The Holy Snakes of the Virgin Mary
Markopoulo bell tower
Markopoulo bell tower

The myth surrounding these small grey and black snakes, which have a cross on their heads and cross shaped tongues comes from the year 1705, when the monastery in the village of Markopoulo was attacked by pirates. The nuns who inhabited the monastery at the time prayed to the Virgin Mary for protection. Their prayers were answered when snakes appeared and scared off the raiders who never returned again.

Every year between the 5th and 15th August the holy snakes appear at the church of Panagia of Langouvarda on the site of a monastery, established as a nunnery and dedicated to Our Lady of Langouvarda.

It has been documented by the locals that the snakes did not appear during World War II and the devastating earthquake of 1953; they now believe that if they fail to appear before 15th August that something bad will happen.

The Feast of the Dormition of the Virgin Mary takes place on August 15th.

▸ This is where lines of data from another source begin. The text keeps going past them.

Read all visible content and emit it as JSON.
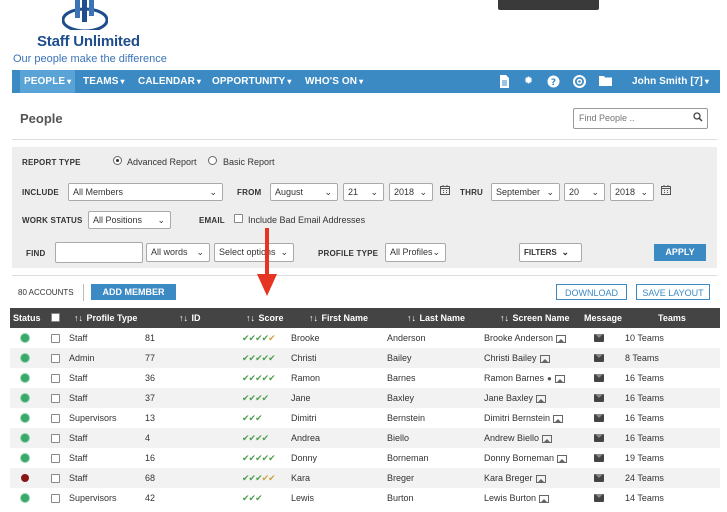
{
  "header": {
    "brand": "Staff Unlimited",
    "tagline": "Our people make the difference"
  },
  "nav": {
    "items": [
      {
        "label": "PEOPLE"
      },
      {
        "label": "TEAMS"
      },
      {
        "label": "CALENDAR"
      },
      {
        "label": "OPPORTUNITY"
      },
      {
        "label": "WHO'S ON"
      }
    ],
    "icons": [
      "document-icon",
      "gear-icon",
      "help-icon",
      "support-icon",
      "folder-icon"
    ],
    "user_label": "John Smith [7]"
  },
  "page": {
    "title": "People",
    "find_placeholder": "Find People .."
  },
  "filters": {
    "report_type_label": "REPORT TYPE",
    "advanced_report": "Advanced Report",
    "basic_report": "Basic Report",
    "include_label": "INCLUDE",
    "include_value": "All Members",
    "from_label": "FROM",
    "from_month": "August",
    "from_day": "21",
    "from_year": "2018",
    "thru_label": "THRU",
    "thru_month": "September",
    "thru_day": "20",
    "thru_year": "2018",
    "work_status_label": "WORK STATUS",
    "work_status_value": "All Positions",
    "email_label": "EMAIL",
    "bad_email_label": "Include Bad Email Addresses",
    "find_label": "FIND",
    "words_value": "All words",
    "options_value": "Select options",
    "profile_type_label": "PROFILE TYPE",
    "profile_type_value": "All Profiles",
    "filters_button": "FILTERS",
    "apply_button": "APPLY"
  },
  "actions": {
    "accounts": "80 ACCOUNTS",
    "add_member": "ADD MEMBER",
    "download": "DOWNLOAD",
    "save_layout": "SAVE LAYOUT"
  },
  "table": {
    "headers": {
      "status": "Status",
      "profile_type": "Profile Type",
      "id": "ID",
      "score": "Score",
      "first_name": "First Name",
      "last_name": "Last Name",
      "screen_name": "Screen Name",
      "message": "Message",
      "teams": "Teams"
    },
    "sort_glyph": "↑↓",
    "rows": [
      {
        "status": "green",
        "profile": "Staff",
        "id": "81",
        "score_green": "✔✔✔✔",
        "score_yellow": "✔",
        "first": "Brooke",
        "last": "Anderson",
        "screen": "Brooke Anderson",
        "person": false,
        "teams": "10 Teams"
      },
      {
        "status": "green",
        "profile": "Admin",
        "id": "77",
        "score_green": "✔✔✔✔✔",
        "score_yellow": "",
        "first": "Christi",
        "last": "Bailey",
        "screen": "Christi Bailey",
        "person": false,
        "teams": "8 Teams"
      },
      {
        "status": "green",
        "profile": "Staff",
        "id": "36",
        "score_green": "✔✔✔✔✔",
        "score_yellow": "",
        "first": "Ramon",
        "last": "Barnes",
        "screen": "Ramon Barnes",
        "person": true,
        "teams": "16 Teams"
      },
      {
        "status": "green",
        "profile": "Staff",
        "id": "37",
        "score_green": "✔✔✔✔",
        "score_yellow": "",
        "first": "Jane",
        "last": "Baxley",
        "screen": "Jane Baxley",
        "person": false,
        "teams": "16 Teams"
      },
      {
        "status": "green",
        "profile": "Supervisors",
        "id": "13",
        "score_green": "✔✔✔",
        "score_yellow": "",
        "first": "Dimitri",
        "last": "Bernstein",
        "screen": "Dimitri Bernstein",
        "person": false,
        "teams": "16 Teams"
      },
      {
        "status": "green",
        "profile": "Staff",
        "id": "4",
        "score_green": "✔✔✔✔",
        "score_yellow": "",
        "first": "Andrea",
        "last": "Biello",
        "screen": "Andrew Biello",
        "person": false,
        "teams": "16 Teams"
      },
      {
        "status": "green",
        "profile": "Staff",
        "id": "16",
        "score_green": "✔✔✔✔✔",
        "score_yellow": "",
        "first": "Donny",
        "last": "Borneman",
        "screen": "Donny Borneman",
        "person": false,
        "teams": "19 Teams"
      },
      {
        "status": "red",
        "profile": "Staff",
        "id": "68",
        "score_green": "✔✔✔",
        "score_yellow": "✔✔",
        "first": "Kara",
        "last": "Breger",
        "screen": "Kara Breger",
        "person": false,
        "teams": "24 Teams"
      },
      {
        "status": "green",
        "profile": "Supervisors",
        "id": "42",
        "score_green": "✔✔✔",
        "score_yellow": "",
        "first": "Lewis",
        "last": "Burton",
        "screen": "Lewis Burton",
        "person": false,
        "teams": "14 Teams"
      }
    ]
  }
}
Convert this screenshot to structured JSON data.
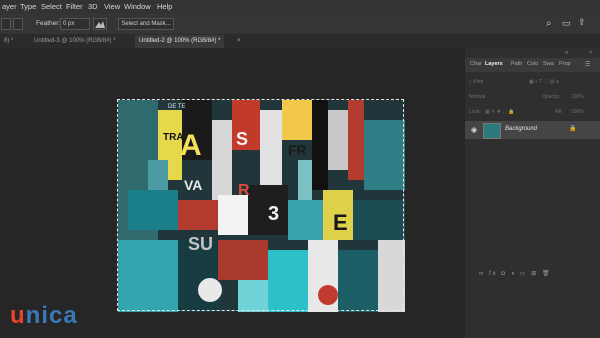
{
  "menu": [
    "ayer",
    "Type",
    "Select",
    "Filter",
    "3D",
    "View",
    "Window",
    "Help"
  ],
  "options": {
    "feather_label": "Feather:",
    "feather_value": "0 px",
    "select_mask": "Select and Mask..."
  },
  "tabs": [
    {
      "label": "8) *"
    },
    {
      "label": "Untitled-3 @ 100% (RGB/8#) *"
    },
    {
      "label": "Untitled-2 @ 100% (RGB/8#) *"
    }
  ],
  "panel": {
    "tabs": [
      "Char",
      "Layers",
      "Path",
      "Colo",
      "Swa",
      "Prop"
    ],
    "kind_label": "Kind",
    "blend_mode": "Normal",
    "opacity_label": "Opacity:",
    "opacity_value": "100%",
    "lock_label": "Lock:",
    "fill_label": "Fill:",
    "fill_value": "100%",
    "layer_name": "Background"
  },
  "collage_text": [
    "DE TE",
    "TRA",
    "A",
    "S",
    "FR",
    "VA",
    "3",
    "E",
    "R",
    "SU"
  ],
  "logo": {
    "text_u": "u",
    "text_rest": "nica",
    "color_u": "#e8432e",
    "color_rest": "#3a78b8"
  }
}
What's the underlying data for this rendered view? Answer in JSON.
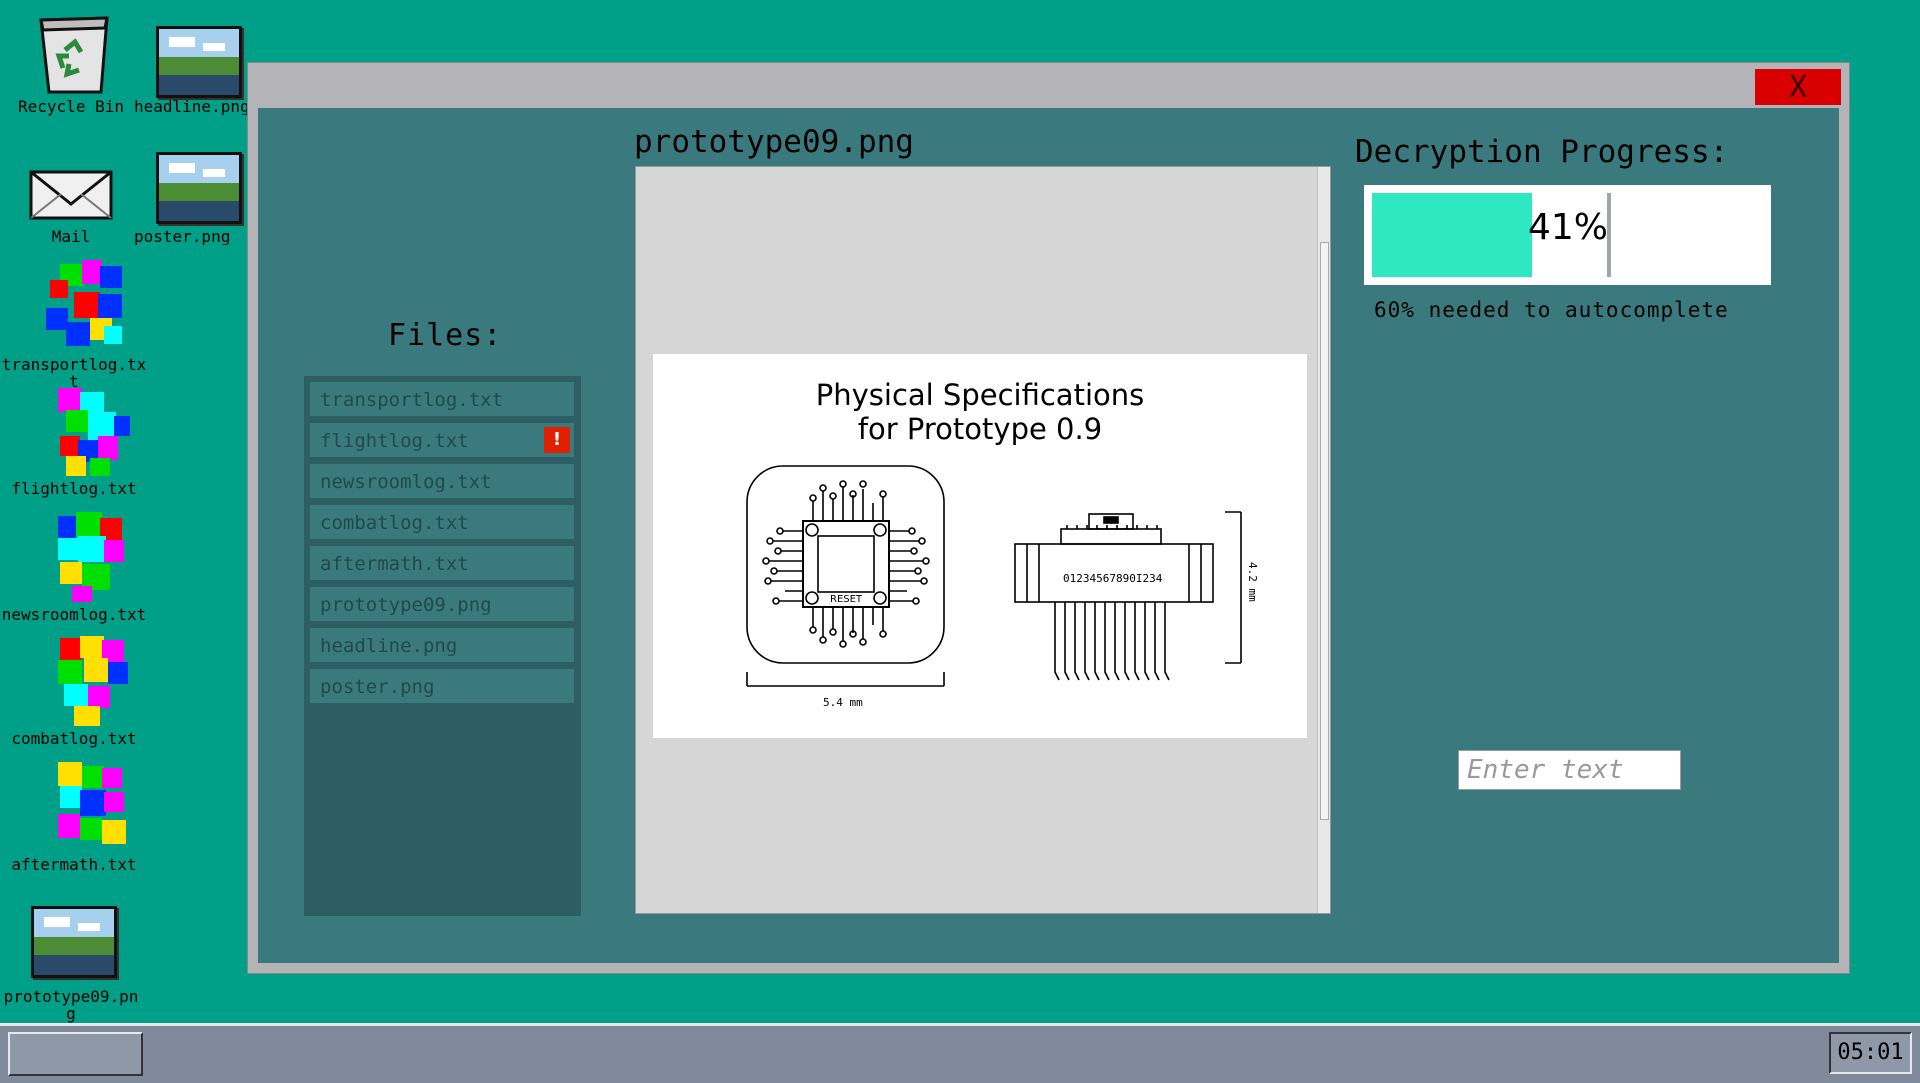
{
  "desktop": {
    "icons": [
      {
        "label": "Recycle Bin",
        "icon": "recycle-bin-icon"
      },
      {
        "label": "headline.png",
        "icon": "image-file-icon"
      },
      {
        "label": "Mail",
        "icon": "mail-icon"
      },
      {
        "label": "poster.png",
        "icon": "image-file-icon"
      },
      {
        "label": "transportlog.txt",
        "icon": "corrupted-file-icon"
      },
      {
        "label": "flightlog.txt",
        "icon": "corrupted-file-icon"
      },
      {
        "label": "newsroomlog.txt",
        "icon": "corrupted-file-icon"
      },
      {
        "label": "combatlog.txt",
        "icon": "corrupted-file-icon"
      },
      {
        "label": "aftermath.txt",
        "icon": "corrupted-file-icon"
      },
      {
        "label": "prototype09.png",
        "icon": "image-file-icon"
      }
    ]
  },
  "window": {
    "close_label": "X",
    "files_title": "Files:",
    "files": [
      {
        "name": "transportlog.txt"
      },
      {
        "name": "flightlog.txt",
        "alert": "!"
      },
      {
        "name": "newsroomlog.txt"
      },
      {
        "name": "combatlog.txt"
      },
      {
        "name": "aftermath.txt"
      },
      {
        "name": "prototype09.png"
      },
      {
        "name": "headline.png"
      },
      {
        "name": "poster.png"
      }
    ],
    "viewer_title": "prototype09.png",
    "document": {
      "title_line1": "Physical Specifications",
      "title_line2": "for Prototype 0.9",
      "chip_label": "RESET",
      "barcode_text": "01234567890I234",
      "width_dim": "5.4 mm",
      "height_dim": "4.2 mm"
    },
    "progress": {
      "title": "Decryption Progress:",
      "percent_text": "41%",
      "fraction": 0.41,
      "threshold_fraction": 0.6,
      "note": "60% needed to autocomplete"
    },
    "input": {
      "placeholder": "Enter text",
      "value": ""
    }
  },
  "taskbar": {
    "clock": "05:01"
  },
  "colors": {
    "desktop": "#009f87",
    "window_body": "#3a7a7e",
    "close_button": "#d80000",
    "progress_fill": "#2de8c0",
    "alert": "#e02000"
  }
}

There is a snake festival in the village of Markopoulo on August 14th & 15th and it is a popular event with Greeks from all over the world descending on Kefalonia to celebrate this remarkable phenomenon. Definitely worth a visit if you’re holidaying on the island during this time.

%d bloggers like this: